Not to mention, the aircraft I ferry are not designed to cross the globe. To share some flavor of the challenges, imagine flying a Cessna Caravan single pilot 14 hours nonstop from California to Hawaii (taking off with FAA-approved 30 percent over gross weight), crossing the North Atlantic during winter in a King Air, or landing a Citation Jet at a Russian peninsula at minus 40 degrees in a snowstorm with limited visibility. 

4. What trends do you see occurring in worldwide aircraft sales? 

On top of being strong in the domestic market, U.S. general aviation aircraft are of high demand in the global market. I am mainly involved in the delivery of Textron Aviation products like the King Airs, Caravan and Citations. High sales numbers are being seen in Asia along with the expansion of the Chinese market. Other growing markets include tourist sections (like resorts in Africa), utility aircraft for remote areas, or modified aircraft for research organizations. 

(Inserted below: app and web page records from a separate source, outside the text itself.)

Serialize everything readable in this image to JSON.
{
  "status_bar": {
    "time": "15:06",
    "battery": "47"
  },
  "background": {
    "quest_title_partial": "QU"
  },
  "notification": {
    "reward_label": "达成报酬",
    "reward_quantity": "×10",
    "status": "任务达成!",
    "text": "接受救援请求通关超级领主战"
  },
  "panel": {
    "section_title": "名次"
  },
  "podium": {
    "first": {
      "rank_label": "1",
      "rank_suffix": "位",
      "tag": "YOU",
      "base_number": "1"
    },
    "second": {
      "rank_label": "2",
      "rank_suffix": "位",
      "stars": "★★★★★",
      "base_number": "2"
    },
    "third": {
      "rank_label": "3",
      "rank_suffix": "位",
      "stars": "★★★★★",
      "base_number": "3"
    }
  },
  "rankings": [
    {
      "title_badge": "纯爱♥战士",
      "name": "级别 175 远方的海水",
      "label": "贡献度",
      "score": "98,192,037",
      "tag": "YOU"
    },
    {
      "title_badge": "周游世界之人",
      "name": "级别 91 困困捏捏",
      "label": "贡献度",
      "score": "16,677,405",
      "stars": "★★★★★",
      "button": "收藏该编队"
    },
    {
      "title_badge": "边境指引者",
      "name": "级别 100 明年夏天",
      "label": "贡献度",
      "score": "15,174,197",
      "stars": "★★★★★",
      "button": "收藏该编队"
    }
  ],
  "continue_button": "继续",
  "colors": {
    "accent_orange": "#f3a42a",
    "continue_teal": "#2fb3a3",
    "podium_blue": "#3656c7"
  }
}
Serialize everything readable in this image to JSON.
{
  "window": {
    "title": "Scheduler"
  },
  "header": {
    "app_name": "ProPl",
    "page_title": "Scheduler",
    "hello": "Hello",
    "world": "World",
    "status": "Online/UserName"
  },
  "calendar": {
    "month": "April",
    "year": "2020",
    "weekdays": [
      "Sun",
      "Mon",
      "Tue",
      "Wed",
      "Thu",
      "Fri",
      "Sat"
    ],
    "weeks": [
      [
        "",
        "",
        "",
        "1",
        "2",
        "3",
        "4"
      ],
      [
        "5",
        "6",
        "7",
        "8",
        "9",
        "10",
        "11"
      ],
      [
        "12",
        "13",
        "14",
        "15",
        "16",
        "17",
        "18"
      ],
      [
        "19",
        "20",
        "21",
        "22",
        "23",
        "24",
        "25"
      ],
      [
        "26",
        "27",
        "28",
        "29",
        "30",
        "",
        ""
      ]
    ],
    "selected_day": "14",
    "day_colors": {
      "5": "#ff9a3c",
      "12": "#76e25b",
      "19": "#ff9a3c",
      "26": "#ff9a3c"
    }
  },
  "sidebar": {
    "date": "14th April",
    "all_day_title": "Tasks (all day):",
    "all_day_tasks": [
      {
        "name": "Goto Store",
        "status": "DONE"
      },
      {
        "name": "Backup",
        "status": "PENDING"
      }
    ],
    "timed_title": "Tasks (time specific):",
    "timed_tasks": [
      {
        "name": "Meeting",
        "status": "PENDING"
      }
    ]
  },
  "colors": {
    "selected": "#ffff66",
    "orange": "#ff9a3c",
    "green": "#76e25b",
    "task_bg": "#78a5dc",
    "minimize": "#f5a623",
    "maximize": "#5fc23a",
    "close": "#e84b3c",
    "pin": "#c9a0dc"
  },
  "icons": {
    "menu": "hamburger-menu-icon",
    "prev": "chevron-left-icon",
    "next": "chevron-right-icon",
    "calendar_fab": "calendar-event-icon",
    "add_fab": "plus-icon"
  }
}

5. Can you describe one of your most memorable trips/deliveries?

There are many remarkable moments as each trip is unique. The first ferry flight in a light aircraft remains a very special one for me – a North Atlantic crossing in a Mooney. Ferry flights to South Africa are also special for me as I can leverage my local knowledge and network. And of course, coming back stateside and being greeted by the New York ATC controllers is always a highlight. I experience each delivery as something very special. It is highly awarding to see how happy the new owners are in taking over their aircraft. On some of the ferry flights, I accompany local crews on the way to their new destinations and have made friends with pilots from Japan, South Korea, China and Australia. 

About the Author

Leave a Reply